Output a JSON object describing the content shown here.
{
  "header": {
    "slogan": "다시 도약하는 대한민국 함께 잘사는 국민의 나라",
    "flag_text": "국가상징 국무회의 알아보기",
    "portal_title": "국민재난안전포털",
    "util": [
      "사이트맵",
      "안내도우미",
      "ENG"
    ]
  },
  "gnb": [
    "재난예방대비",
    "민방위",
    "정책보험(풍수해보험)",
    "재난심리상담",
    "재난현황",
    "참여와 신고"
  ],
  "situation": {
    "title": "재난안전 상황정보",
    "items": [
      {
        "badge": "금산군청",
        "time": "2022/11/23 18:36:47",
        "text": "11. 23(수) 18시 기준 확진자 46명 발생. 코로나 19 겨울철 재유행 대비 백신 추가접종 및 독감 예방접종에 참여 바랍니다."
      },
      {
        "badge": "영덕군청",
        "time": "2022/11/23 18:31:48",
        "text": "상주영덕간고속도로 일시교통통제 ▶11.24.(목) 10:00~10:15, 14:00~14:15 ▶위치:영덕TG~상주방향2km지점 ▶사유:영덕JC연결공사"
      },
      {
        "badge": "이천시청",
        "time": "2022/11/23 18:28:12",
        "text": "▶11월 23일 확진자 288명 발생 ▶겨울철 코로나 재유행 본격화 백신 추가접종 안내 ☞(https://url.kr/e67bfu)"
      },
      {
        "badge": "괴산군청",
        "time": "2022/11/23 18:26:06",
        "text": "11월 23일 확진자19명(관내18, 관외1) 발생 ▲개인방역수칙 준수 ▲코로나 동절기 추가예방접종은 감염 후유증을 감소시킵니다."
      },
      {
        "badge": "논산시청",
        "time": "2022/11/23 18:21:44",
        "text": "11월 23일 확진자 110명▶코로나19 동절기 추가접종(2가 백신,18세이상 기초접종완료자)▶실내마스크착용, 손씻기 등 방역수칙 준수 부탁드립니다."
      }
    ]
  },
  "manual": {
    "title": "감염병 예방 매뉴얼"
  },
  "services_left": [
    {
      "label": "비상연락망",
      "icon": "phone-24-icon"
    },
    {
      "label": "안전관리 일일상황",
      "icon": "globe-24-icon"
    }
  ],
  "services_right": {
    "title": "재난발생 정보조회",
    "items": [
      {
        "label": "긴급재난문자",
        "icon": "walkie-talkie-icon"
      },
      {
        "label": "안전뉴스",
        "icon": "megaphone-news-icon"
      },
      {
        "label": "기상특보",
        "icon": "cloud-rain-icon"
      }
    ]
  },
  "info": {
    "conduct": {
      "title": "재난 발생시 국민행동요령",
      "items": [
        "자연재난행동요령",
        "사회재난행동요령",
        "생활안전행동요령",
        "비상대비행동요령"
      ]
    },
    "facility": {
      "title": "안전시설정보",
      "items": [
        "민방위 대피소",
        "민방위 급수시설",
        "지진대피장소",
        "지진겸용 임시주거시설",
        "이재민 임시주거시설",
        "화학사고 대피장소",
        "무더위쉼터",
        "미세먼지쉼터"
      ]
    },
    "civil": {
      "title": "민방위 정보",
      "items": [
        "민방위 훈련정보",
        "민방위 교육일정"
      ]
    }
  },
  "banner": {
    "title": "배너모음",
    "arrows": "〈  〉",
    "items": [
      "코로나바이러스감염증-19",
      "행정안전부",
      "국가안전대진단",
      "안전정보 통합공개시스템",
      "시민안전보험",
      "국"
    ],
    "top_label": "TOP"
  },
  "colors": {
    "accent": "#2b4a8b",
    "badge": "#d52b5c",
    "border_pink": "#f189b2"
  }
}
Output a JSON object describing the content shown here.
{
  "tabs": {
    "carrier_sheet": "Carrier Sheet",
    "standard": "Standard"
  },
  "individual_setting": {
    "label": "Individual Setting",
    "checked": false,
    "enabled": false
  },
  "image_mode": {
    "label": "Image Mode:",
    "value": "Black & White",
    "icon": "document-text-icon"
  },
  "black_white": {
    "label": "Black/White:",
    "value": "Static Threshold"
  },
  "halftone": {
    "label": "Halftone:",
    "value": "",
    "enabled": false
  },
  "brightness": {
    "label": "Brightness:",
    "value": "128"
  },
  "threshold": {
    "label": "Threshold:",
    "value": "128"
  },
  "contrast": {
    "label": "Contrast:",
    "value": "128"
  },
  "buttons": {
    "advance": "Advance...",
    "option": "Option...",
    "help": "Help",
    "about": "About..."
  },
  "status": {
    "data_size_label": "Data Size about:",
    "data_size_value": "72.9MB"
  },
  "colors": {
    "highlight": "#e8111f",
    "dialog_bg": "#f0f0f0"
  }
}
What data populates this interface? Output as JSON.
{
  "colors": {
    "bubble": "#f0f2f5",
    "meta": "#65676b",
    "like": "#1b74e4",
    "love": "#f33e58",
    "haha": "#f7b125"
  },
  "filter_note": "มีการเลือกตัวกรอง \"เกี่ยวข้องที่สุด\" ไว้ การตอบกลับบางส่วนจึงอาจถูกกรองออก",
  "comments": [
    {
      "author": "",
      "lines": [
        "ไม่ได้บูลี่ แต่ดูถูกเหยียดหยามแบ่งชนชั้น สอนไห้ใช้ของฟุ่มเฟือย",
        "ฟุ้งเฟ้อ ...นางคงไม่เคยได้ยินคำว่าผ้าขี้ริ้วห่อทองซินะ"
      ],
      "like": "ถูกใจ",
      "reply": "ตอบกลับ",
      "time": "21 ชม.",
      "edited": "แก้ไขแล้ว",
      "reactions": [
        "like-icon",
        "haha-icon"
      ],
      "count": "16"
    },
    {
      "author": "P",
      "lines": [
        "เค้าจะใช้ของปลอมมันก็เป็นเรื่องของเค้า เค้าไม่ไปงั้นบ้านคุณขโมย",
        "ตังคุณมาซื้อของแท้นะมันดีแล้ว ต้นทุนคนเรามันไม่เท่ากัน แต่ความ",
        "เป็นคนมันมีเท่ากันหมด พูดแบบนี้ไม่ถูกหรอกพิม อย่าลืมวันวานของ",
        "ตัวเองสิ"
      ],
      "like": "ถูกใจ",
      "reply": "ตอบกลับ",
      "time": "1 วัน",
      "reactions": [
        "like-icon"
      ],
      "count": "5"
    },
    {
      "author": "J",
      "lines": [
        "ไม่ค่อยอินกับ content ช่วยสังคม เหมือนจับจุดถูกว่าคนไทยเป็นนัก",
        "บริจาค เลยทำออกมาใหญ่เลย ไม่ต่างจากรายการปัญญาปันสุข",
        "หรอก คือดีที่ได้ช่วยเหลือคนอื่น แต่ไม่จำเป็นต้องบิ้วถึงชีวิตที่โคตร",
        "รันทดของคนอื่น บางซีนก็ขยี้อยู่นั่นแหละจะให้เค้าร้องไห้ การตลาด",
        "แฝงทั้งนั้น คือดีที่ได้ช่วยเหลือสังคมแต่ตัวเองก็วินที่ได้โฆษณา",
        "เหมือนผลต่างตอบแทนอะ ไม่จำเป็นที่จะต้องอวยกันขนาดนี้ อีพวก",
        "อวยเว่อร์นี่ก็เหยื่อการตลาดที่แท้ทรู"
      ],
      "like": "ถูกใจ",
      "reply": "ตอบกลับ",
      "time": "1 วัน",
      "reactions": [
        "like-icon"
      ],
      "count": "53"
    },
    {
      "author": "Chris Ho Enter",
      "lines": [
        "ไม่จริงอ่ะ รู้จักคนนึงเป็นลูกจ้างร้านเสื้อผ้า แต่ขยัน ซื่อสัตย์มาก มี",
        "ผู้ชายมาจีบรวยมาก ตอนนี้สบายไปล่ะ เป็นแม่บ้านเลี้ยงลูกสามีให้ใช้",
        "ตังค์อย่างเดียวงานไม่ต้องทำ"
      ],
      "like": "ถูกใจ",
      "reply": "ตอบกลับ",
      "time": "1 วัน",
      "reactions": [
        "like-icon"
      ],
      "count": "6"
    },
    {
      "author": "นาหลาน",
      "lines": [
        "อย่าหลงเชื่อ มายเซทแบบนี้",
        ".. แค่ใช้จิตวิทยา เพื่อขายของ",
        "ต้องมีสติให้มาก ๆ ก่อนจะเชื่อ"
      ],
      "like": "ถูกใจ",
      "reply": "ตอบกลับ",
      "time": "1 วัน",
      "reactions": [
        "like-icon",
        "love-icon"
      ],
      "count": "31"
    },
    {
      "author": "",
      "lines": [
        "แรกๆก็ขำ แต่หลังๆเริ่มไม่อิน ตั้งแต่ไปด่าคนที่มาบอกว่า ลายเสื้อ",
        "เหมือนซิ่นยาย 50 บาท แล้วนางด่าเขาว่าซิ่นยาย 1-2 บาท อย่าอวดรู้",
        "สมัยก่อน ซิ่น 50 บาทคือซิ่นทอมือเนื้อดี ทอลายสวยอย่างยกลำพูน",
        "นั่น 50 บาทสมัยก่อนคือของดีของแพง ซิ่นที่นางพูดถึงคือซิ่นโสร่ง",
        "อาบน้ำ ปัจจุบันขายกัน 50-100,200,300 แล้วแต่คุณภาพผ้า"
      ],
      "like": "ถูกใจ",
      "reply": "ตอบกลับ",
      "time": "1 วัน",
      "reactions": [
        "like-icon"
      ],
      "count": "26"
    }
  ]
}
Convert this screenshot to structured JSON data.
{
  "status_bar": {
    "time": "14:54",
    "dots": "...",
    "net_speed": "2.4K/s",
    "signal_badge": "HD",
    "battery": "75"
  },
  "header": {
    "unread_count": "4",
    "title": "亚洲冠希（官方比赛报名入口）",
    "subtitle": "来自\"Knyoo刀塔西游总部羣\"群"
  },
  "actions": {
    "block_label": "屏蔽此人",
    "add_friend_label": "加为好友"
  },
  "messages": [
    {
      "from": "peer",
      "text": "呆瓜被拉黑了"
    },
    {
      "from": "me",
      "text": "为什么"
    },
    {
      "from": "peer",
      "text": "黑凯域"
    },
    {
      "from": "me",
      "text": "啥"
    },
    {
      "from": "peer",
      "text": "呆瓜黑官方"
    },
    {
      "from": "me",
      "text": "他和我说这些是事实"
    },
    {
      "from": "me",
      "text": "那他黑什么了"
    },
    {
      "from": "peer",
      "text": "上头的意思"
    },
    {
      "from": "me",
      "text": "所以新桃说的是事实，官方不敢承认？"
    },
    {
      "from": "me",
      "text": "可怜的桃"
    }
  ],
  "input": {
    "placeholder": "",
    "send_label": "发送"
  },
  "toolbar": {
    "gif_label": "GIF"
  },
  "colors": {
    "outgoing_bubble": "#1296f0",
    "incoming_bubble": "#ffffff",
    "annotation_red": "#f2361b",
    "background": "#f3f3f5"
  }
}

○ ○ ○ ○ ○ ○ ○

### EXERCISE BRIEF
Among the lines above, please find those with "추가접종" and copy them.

### ANSWER SECTION
        "text": "11. 23(수) 18시 기준 확진자 46명 발생. 코로나 19 겨울철 재유행 대비 백신 추가접종 및 독감 예방접종에 참여 바랍니다."
        "text": "▶11월 23일 확진자 288명 발생 ▶겨울철 코로나 재유행 본격화 백신 추가접종 안내 ☞(https://url.kr/e67bfu)"
        "text": "11월 23일 확진자 110명▶코로나19 동절기 추가접종(2가 백신,18세이상 기초접종완료자)▶실내마스크착용, 손씻기 등 방역수칙 준수 부탁드립니다."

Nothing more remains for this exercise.